Mental stresses are influences upon a human being caused by the work task, the working environment or the work equipment, and impacting upon mental capacity such as clear-headedness, memory or cognitive ability. If these influences are too diverse, too chaotic or too intensive, they may cause excessive mental strain.
Physical stresses arise through unfavourable body postures, rapid or sustained body movements, high force exertion, the handling of loads, or a combination of these aspects. The stresses manifest themselves in strain upon the muscles, locomotor apparatus and spine. Machines and their control stations should be engineered such that stress factors are reduced to a minimum. A risk assessment assists in estimation of a work situation. Corresponding information can be found in the EN ISO 12100 standard and the EN 1005 series of standards.
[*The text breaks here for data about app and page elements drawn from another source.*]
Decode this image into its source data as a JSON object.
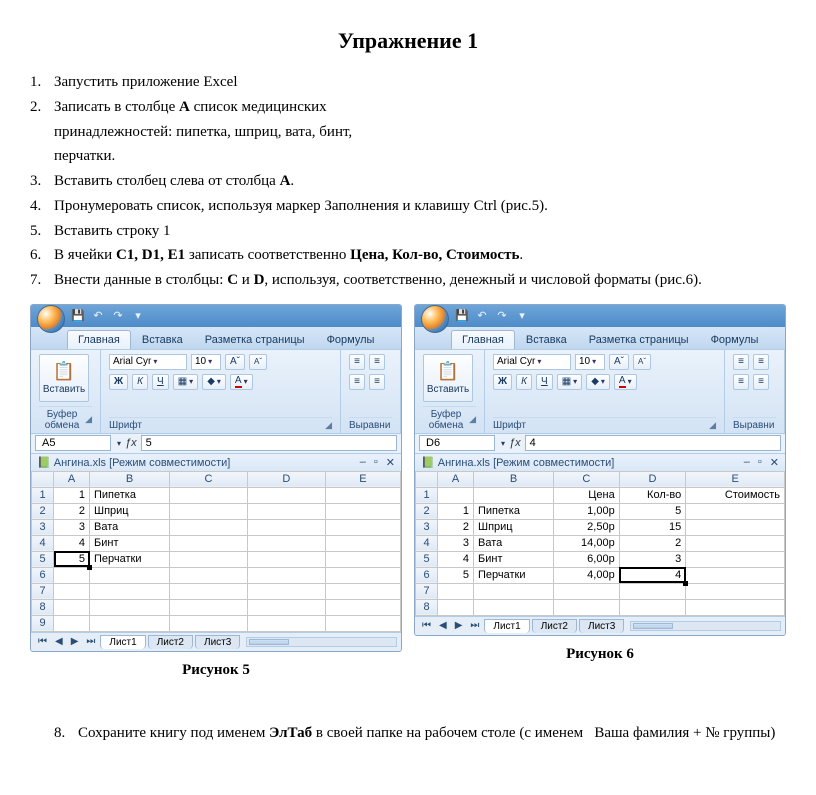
{
  "title": "Упражнение 1",
  "steps": [
    {
      "n": "1.",
      "html": "Запустить приложение Excel"
    },
    {
      "n": "2.",
      "html": "Записать в столбце <b>A</b> список медицинских"
    },
    {
      "cont": true,
      "html": "принадлежностей: пипетка, шприц, вата, бинт,"
    },
    {
      "cont": true,
      "html": "перчатки."
    },
    {
      "n": "3.",
      "html": "Вставить столбец слева от столбца <b>A</b>."
    },
    {
      "n": "4.",
      "html": "Пронумеровать список, используя маркер Заполнения  и клавишу Ctrl (рис.5)."
    },
    {
      "n": "5.",
      "html": "Вставить строку 1"
    },
    {
      "n": "6.",
      "html": "В ячейки <b>C1, D1, E1</b> записать соответственно <b>Цена,  Кол-во, Стоимость</b>."
    },
    {
      "n": "7.",
      "html": "Внести данные в столбцы: <b>C</b> и <b>D</b>, используя, соответственно, денежный и числовой форматы (рис.6)."
    }
  ],
  "excel": {
    "qat_icons": [
      "save-icon",
      "undo-icon",
      "redo-icon"
    ],
    "tabs": [
      "Главная",
      "Вставка",
      "Разметка страницы",
      "Формулы"
    ],
    "clipboard": {
      "paste": "Вставить",
      "label": "Буфер обмена"
    },
    "font": {
      "name": "Arial Cyr",
      "size": "10",
      "bold": "Ж",
      "italic": "К",
      "underline": "Ч",
      "label": "Шрифт"
    },
    "align_label": "Выравни",
    "file_title": "Ангина.xls  [Режим совместимости]",
    "sheet_tabs": [
      "Лист1",
      "Лист2",
      "Лист3"
    ]
  },
  "fig5": {
    "namebox": "A5",
    "fx": "5",
    "cols": [
      "A",
      "B",
      "C",
      "D",
      "E"
    ],
    "rows": [
      [
        "1",
        "Пипетка",
        "",
        "",
        ""
      ],
      [
        "2",
        "Шприц",
        "",
        "",
        ""
      ],
      [
        "3",
        "Вата",
        "",
        "",
        ""
      ],
      [
        "4",
        "Бинт",
        "",
        "",
        ""
      ],
      [
        "5",
        "Перчатки",
        "",
        "",
        ""
      ],
      [
        "",
        "",
        "",
        "",
        ""
      ],
      [
        "",
        "",
        "",
        "",
        ""
      ],
      [
        "",
        "",
        "",
        "",
        ""
      ],
      [
        "",
        "",
        "",
        "",
        ""
      ]
    ],
    "sel": [
      4,
      0
    ],
    "caption": "Рисунок 5"
  },
  "fig6": {
    "namebox": "D6",
    "fx": "4",
    "cols": [
      "A",
      "B",
      "C",
      "D",
      "E"
    ],
    "rows": [
      [
        "",
        "",
        "Цена",
        "Кол-во",
        "Стоимость"
      ],
      [
        "1",
        "Пипетка",
        "1,00р",
        "5",
        ""
      ],
      [
        "2",
        "Шприц",
        "2,50р",
        "15",
        ""
      ],
      [
        "3",
        "Вата",
        "14,00р",
        "2",
        ""
      ],
      [
        "4",
        "Бинт",
        "6,00р",
        "3",
        ""
      ],
      [
        "5",
        "Перчатки",
        "4,00р",
        "4",
        ""
      ],
      [
        "",
        "",
        "",
        "",
        ""
      ],
      [
        "",
        "",
        "",
        "",
        ""
      ]
    ],
    "sel": [
      5,
      3
    ],
    "caption": "Рисунок 6"
  },
  "step8": {
    "n": "8.",
    "html": "Сохраните книгу под именем <b>ЭлТаб</b> в своей папке на рабочем столе (с именем &nbsp;&nbsp;Ваша фамилия + № группы)"
  }
}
Stresses acting upon human beings that are environmental in origin, as opposed to those associated directly with the work task, are a significant factor. Examples of environmental stresses are limatic influences such as wind, heat, noise, solids/liquids and gases. Depending upon the nature of the stress, it induces a strain upon the body, as in the case of heat during physical work, or upon mental capacity, as in the case of noise affecting the ability to concentrate. Environmental stresses can often be influenced only indirectly by the design of a machine or installation. It must always be ensured that the machine does not itself have an unfavourable impact and that its use is designed such that human beings are well protected against environmental influences.